Although definitive heroic qualities have remained the same, the excellence of these qualities, and thus the hero’s compulsory superiority over others of lesser skill and character has seen a decline as humanity has evolved over time.  The three hundred Spartans at Thermopylae fought valiantly against the multitudes of Persians, and each one willingly laid down his life for his brothers and his country.  However, only the king Leonidas had a hero cult erected in his honor in Sparta, because he was on an even higher level in terms of his leadership, fighting prowess, and courage.  The same monument, erected today, would be dedicated to all three hundred heroes, even though they were most likely on the same level as the majority of Spartiates.  However, this does not signify that today’s heroes and their deeds have been diminished.

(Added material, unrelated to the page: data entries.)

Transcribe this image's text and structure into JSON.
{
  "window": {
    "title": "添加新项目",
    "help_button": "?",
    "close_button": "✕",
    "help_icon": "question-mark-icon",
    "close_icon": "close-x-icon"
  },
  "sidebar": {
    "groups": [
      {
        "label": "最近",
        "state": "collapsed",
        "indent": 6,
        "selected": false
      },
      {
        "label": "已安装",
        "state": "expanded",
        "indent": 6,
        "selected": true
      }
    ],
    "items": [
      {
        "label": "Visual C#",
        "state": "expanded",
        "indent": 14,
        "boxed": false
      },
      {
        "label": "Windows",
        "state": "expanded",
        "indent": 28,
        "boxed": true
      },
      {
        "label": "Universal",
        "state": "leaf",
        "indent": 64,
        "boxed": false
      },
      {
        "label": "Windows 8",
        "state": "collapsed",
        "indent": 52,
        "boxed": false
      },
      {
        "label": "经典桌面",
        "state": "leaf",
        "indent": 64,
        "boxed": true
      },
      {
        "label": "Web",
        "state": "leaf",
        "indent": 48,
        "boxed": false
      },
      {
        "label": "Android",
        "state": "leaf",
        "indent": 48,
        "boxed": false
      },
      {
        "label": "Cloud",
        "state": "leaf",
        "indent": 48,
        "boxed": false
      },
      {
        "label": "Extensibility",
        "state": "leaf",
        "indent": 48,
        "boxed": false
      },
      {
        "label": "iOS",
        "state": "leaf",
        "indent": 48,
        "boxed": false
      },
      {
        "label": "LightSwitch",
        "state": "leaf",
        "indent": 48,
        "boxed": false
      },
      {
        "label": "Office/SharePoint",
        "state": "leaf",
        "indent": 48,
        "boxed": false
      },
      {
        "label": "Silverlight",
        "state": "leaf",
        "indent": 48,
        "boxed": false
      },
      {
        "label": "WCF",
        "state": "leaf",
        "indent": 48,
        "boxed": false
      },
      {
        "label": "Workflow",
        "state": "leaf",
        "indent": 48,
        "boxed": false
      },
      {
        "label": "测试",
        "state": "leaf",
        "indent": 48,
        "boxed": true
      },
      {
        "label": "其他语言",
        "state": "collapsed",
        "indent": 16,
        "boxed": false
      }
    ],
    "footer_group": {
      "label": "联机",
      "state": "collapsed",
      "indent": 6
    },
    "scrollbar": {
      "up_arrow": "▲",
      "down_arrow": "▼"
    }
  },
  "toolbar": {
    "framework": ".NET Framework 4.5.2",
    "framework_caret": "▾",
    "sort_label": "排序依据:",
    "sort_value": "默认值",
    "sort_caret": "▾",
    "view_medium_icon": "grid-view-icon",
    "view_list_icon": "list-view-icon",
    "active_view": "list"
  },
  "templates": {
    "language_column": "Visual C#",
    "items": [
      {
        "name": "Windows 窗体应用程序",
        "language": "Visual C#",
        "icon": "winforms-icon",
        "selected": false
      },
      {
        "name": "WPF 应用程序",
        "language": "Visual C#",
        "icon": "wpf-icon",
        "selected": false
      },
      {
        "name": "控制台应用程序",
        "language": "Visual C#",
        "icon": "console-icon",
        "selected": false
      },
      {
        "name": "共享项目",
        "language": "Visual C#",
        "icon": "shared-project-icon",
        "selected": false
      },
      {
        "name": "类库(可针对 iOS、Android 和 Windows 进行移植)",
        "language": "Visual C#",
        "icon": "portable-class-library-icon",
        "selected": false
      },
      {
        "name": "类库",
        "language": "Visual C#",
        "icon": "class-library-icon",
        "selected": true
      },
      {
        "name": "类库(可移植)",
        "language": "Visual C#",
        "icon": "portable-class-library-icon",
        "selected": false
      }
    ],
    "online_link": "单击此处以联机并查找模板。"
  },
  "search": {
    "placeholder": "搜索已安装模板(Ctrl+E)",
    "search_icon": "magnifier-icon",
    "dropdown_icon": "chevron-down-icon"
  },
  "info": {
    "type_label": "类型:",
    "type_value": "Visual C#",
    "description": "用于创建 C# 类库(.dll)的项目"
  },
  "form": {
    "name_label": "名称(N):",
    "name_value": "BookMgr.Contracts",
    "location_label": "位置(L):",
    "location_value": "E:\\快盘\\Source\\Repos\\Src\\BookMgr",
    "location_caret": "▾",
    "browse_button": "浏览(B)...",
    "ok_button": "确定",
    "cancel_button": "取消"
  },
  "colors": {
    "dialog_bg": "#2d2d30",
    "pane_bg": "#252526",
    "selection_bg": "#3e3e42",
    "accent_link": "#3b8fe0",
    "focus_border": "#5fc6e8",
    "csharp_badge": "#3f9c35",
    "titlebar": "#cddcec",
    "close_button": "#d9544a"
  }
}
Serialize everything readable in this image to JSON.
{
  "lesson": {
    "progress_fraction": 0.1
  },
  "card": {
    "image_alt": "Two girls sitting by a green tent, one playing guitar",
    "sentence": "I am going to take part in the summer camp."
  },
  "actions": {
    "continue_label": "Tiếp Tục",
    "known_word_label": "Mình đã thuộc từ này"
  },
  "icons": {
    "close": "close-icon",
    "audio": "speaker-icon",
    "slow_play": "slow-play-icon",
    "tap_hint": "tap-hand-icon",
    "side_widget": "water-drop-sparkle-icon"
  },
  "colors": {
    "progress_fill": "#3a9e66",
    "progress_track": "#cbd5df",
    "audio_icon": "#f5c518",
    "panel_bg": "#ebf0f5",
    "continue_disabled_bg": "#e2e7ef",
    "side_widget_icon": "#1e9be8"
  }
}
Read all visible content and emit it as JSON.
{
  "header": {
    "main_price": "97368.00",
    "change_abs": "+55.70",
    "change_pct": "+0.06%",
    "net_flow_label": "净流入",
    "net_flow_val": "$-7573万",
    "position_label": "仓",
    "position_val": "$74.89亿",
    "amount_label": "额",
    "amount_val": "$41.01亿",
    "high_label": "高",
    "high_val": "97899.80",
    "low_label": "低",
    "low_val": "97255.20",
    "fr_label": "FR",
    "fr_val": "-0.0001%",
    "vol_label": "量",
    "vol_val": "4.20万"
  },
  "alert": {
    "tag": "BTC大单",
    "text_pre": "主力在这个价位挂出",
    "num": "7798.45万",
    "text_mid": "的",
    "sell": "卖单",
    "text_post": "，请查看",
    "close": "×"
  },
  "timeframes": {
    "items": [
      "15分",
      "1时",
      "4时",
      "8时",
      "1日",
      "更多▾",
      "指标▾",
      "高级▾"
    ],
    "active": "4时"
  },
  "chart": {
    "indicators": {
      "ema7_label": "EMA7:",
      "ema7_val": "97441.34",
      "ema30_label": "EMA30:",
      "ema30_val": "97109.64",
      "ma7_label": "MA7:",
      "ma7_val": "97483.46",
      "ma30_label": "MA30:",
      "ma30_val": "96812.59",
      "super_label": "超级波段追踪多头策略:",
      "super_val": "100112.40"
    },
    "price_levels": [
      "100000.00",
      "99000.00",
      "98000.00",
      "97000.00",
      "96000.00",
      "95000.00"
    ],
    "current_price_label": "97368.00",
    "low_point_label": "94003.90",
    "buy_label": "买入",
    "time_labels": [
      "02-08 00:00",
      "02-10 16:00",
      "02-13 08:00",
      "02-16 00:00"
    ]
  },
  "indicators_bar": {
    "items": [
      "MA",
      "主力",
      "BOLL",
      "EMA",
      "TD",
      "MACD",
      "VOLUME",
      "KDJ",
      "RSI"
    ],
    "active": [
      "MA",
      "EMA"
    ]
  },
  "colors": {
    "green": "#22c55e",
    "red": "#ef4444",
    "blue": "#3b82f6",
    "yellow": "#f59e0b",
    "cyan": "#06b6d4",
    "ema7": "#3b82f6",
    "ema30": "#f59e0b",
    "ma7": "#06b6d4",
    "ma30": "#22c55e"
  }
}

The fact of the matter is that the way I have been defining a hero is backwards.  It is an absolute description of a figure whose characterization is truly relative.  If one were to ask a group of people if the above provided qualities were descriptive of a hero, almost all would say yes.  If the same surveyor followed up by asking this group of people to privately provide a list of other qualities, these lists would be as varied as the group of people from which they originated.  The lists would include traits determined by the life experiences, culture, and aspirations of the writers.  Thus, it can be said that a person is made into a hero by virtue of being acknowledged in that way by either an individual or a society, regardless of whether or not he meets the requirements dictated in a written definition.  This is the reason that even though heroic qualities have taken on a broader range, the heroes of today are not diminished compared to the heroes of history.  Each individual person, when they admire someone, holds them as exalted and with the same ardor according to their personal definition of a hero as anyone now or before.  This is true whether the hero is a great sports star who many agree is a hero, or if it is a boy’s father, who nobody else has ever heard of.

It is common for someone being titled a hero to decline such a title.  Read any news article about the great deeds of a soldier, and the most common quote would be about how he was merely doing his duty.  This statement would be expected of a hero.  Based on the absolute definition provided earlier, one cannot consider themselves a hero, because doing so violates the humility of that person.  Despite this, however, they are still heroes based on the relative definition of the writer of the article.  In fact, the soldier has no choice in whether or not he is a hero, and is totally subject to whether or not someone else decides he is such.  A small child with a disability may witness a wounded veteran with the same disability participating in a running race and immediately consider him a hero, regardless of whether the veteran is aware of it or not, and whether the veteran accepts the title or not. 

It is in this way that I have become like Cal Ripken, Jr.  I may not be a homer swatting, gold glove winning, Iron Man shortstop for the Baltimore Orioles, but the quality that we both now share is that we are two men that people can look up to and emulate.  And although you will never hear me refer to myself as a hero, I have accepted and grown comfortable with the fact that it is feasible for others to see me and other wounded veterans in this way, and that in fact, many do.